__PROBLEM__. The number of lines with the string "실내온도" in the listing below is all that should be reported.

++++ DATA TO EXAMINE

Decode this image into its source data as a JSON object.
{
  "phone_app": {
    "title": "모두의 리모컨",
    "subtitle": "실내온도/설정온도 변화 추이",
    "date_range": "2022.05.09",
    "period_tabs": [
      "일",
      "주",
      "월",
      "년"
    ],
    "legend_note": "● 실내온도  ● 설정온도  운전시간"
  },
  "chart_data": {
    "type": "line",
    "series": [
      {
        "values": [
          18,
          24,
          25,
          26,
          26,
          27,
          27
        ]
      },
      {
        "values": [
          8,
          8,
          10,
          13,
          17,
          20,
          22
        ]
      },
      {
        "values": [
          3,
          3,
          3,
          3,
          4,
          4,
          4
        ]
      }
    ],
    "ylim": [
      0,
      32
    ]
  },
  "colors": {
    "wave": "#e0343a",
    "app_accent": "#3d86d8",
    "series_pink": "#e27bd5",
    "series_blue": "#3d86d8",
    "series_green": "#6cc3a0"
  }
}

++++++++

__PROBLEM SOLUTION__. 2